Delay will not help as aggression tends to get worse over time and can lead to serious injuries and upset. There are many potential medical reasons for aggression in older dogs that need to be ruled out. From arthritis to cognitive dysfunction there’s a lot your vet can help with. And even if there isn’t a medical reason, your vet will be able to recommend an animal behaviourist to help your older dog learn to cope.
- Keep a record of triggers
Knowing when your dog behaves aggressively could be a helpful first step in discovering its cause. If your older dog only acts aggressively in certain situations then it might be possible to avoid these triggers and stop your dog’s aggression getting worse. Discussing these triggers with your vet could lead to a key breakthrough in their treatment.
- Take note of any other symptoms
Matters such as hair loss, vomiting, diarrhoea, loss of appetite, and lethargy, all need to be shared with your vet.
- Provide them with a safe space
Creating a less stressful environment where an older dog can feel safe and in control of their environment is important. Something as simple as providing a dog bed in a quieter corner could be the answer.
- Prepare your older dog for household changes
Welcoming a new baby, moving house or even DIY changes can all worry your older dog. Try to minimise stress by preparing them for these changes as far as you can.
- Have a distraction close at hand
Particularly if your dog is becoming aggressive towards other dogs, it might be best to avoid them as much as possible. Perhaps walk them at times or in places when you know there won’t be other dogs around. If you can’t avoid other dogs then keep them on a lead and have a distraction with you. Something they really like, such as a favourite treat or toy, can give you vital time to get away from the triggering event.
- Look for patterns in how your dog reacts
For example, are they only ever aggressive in a certain room? Is it only when you try to brush them or trim their nails? How do they act around certain groups of people (such as children)? Try to avoid these situations or ask a professional how to handle them.
- Use calming techniques such as positive reinforcement
Here you reward a dog’s good behavior and focus on being positive around them. Whenever your older dog avoids getting aggressive, make sure you reward them with a treat and praise.
- Avoid escalating the situation
If your dog is acting aggressively, never force them to confront the thing they’re reacting to or by punishing or shouting at them. This can soon make matters a whole lot worse for both you and your dog. If the situation keeps happening, they might react more and more strongly each time. Eventually even the most loving of dogs can bite if they’re pushed too far. This is when you may have to call on your older dog insurance if they need emergency treatment.
- Be careful around children
It’s important to never leave children alone with your older dog, particularly if they have a history of aggressive or anxious behaviour. Unfortunately, children may not understand the subtle signals your dog is giving and can act in ways your dog finds unpredictable and scary.
Protect your senior dog with Petwise today
It takes a lot of love, time and effort to come up with a long-lasting solution to common behavioural problems such as aggression in senior dogs.
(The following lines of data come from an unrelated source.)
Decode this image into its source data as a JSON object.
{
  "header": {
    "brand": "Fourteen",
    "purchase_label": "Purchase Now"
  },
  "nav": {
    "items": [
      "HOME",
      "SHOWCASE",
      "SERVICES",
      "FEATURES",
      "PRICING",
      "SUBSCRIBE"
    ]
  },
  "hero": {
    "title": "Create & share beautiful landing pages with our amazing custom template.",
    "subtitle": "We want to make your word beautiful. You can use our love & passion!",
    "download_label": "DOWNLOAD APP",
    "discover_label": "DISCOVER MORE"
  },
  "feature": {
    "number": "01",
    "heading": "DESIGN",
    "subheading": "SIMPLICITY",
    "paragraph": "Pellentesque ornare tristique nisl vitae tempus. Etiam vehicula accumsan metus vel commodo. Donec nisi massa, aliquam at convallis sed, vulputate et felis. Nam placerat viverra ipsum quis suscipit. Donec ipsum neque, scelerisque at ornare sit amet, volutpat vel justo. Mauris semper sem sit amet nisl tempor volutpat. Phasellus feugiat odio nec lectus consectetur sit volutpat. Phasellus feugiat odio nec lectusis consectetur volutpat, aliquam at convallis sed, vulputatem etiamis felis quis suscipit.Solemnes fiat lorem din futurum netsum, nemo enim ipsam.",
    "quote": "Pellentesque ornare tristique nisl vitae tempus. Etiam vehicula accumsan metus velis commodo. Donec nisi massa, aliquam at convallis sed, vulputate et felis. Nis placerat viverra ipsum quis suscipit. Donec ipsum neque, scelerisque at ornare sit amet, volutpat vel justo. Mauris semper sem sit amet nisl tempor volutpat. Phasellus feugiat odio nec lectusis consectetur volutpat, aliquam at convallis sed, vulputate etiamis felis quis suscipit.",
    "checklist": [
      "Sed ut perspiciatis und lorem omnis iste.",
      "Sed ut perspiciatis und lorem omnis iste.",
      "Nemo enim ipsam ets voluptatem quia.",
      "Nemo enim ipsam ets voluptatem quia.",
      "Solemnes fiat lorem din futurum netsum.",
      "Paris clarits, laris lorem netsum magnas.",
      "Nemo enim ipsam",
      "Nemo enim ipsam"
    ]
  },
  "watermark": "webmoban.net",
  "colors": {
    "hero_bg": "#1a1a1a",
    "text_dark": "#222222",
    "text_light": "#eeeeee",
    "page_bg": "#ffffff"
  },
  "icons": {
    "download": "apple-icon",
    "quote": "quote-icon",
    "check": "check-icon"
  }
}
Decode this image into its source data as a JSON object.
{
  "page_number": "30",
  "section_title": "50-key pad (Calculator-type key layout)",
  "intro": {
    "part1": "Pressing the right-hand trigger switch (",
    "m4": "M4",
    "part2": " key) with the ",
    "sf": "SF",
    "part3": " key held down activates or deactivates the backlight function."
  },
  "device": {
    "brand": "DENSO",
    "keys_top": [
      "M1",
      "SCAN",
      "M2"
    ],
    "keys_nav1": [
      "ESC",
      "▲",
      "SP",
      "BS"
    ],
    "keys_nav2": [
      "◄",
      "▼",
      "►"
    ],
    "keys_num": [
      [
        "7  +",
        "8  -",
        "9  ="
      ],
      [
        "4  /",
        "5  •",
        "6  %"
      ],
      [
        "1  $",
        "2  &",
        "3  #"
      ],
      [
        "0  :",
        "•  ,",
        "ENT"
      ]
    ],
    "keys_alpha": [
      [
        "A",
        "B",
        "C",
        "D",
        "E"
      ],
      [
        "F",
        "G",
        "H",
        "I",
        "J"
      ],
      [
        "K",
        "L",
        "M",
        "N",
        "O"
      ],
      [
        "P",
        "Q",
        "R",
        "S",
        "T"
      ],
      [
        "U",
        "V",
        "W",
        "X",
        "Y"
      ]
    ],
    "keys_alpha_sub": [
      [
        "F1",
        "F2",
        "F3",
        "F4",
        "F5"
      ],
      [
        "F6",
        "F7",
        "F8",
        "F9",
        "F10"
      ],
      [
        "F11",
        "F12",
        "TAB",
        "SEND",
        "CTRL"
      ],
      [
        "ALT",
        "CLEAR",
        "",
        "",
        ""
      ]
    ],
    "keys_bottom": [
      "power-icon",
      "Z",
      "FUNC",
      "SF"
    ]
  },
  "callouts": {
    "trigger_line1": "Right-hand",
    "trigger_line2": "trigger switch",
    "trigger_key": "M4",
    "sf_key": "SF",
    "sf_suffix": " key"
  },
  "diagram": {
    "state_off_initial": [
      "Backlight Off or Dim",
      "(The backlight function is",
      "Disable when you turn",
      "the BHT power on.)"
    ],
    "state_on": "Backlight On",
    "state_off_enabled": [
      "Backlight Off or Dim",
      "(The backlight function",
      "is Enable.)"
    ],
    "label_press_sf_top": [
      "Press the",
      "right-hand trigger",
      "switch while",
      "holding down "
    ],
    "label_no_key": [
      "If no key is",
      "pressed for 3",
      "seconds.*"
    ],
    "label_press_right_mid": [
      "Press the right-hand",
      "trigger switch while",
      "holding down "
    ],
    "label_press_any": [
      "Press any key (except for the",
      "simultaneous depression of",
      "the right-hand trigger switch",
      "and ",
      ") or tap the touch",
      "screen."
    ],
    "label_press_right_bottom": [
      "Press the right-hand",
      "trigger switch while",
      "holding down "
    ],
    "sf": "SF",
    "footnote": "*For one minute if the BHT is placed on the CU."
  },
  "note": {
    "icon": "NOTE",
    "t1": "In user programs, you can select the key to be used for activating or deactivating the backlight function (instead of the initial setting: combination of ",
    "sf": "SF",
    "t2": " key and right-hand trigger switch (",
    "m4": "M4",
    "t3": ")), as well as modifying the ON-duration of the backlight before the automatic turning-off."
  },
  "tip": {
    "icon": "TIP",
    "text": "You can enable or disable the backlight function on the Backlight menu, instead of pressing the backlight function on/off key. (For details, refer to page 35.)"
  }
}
And as the years go by, providing the very best level of care for your senior dog can often get harder. That’s why the caring team at Petwise have ensured there’s no upper joining age limit for taking out insurance cover with us.
Petwise can now offer a choice of seven cover levels for older dog insurance to suit all budgets and canine care needs. Dental cover is also included as standard on all policies, and there’s even a contribution towards specialist senior pet food, too.
If you ever need to make a claim, our friendly UK-based team is always there to help provide a solution. And when your dog reaches the end of their happy life we also provide a bereavement helpline and farewell cover to help you through it.
Finding older dog insurance is straightforward with Petwise – get a quick quote today.
Policy benefits, features and discounts offered may very between insurance schemes or cover selected and are subject to underwriting criteria. Information contained within this article is accurate at the time of publishing but may be subject to change.